Carcharodon Megalodon – the largest and most fearsome predator to have ever existed on our planet. Rumors of its existence in our modern oceans have persisted for centuries. Now, in a new adventure, the rumors explode into brutal and terrifying reality in FATHOMLESS, by GREIG BECK.
Baranof Island, Gulf of Alaska, 1952
Jim Granger is searching for a place of legend. Known as ‘Bad Water’ by the island’s elders, it’s reputed to be home to many dangerous creatures. Through a seam in a cliff face, Jim finds what he seeks. He also finds, too late, that the water demon he was warned about is horrifyingly real.
Today, Cate Granger is following in her grandfather’s footsteps. Along with a team of scientists and crew, she accidentally releases a creature from Earth’s primordial past into today’s oceans. The giant Megalodon shark follows its instinct and a genetic memory of a home that once existed millions of years ago along the Californian coast. Nothing is safe on or below the water as the monster stakes its claim on the world’s oceans.
Now Cate and her team must do battle with a creature that has no rival, knows no fear, and regards humans as nothing more than prey.
This is a quite okay thriller/fantasy book from Greig Beck. It is a wee bit like Jaws on steroids. Big chark…check. Stuck on boat…check.
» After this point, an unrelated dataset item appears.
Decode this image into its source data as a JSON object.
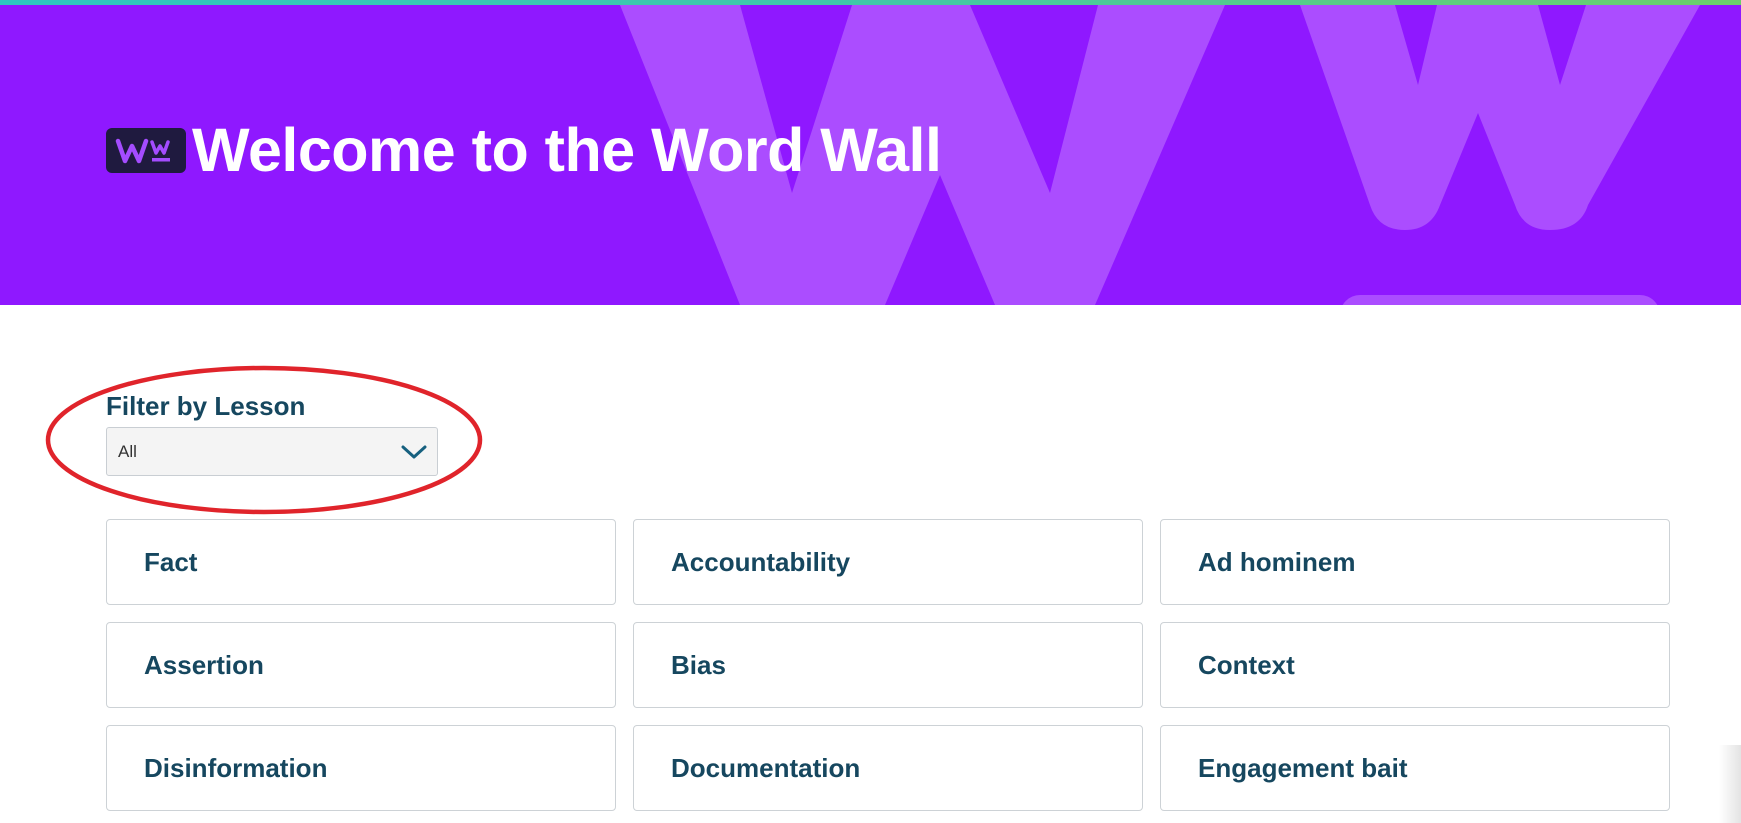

Shark jumps onto boat…check. Shark wrecks boat…check. Shark…oh no, that would be a spoiler. Anyway, I quite liked it.
Greig Beck must have some kind of love for dark and musty places deep under ground and preferably with some underground lake in them. At least it is a recurring theme in his books. Although the shark plays the center role in the book there is a lot more to the book than the shark. The author throws in a little bit of Journey to the Center of the Earth as well. As there often is in Greig Beck’s book there is a bit of scientific explanation as well to make the incredible somewhat less incredible.
I quite liked the characters, especially the Russian billionaire and his female assistant and protector, not to mention the Russian harpooner. Most of the other characters were quite good as well.
There is a nice mix between suspension, mystery research and action as well as a twist or two. I really felt like I wanted to read the next page to see what came next most of the time.
There were a few things that I did not like that much. Mild spoiler ahead. The first one was the use of thermonuclear devices for the dual purpose of sabotage and prevention of future access. Can you say overkill? That was just over the top. No one noticed that someone threw nuclear weapons around, seriously, even in Alaska that is just a joke. Governments all over the world would be up in arms about a nuclear device going off above ground.
The other thing I did not like was the green fanatics showing up sabotaging everything. Apart from the fact that I do not like fanatics very much these ones where possibly even dumber than they usually are. Especially their dumb ass leader annoyed the bloody hell out of me. These green assholes kind of sabotaged not only our heroes’ plans but a lot of the last part of the book for me as well.
Otherwise, as I wrote above I quite liked the book. The ending? Well it was a bit unimaginative. That has to be said. Standard horror movie type ending straight out of the box.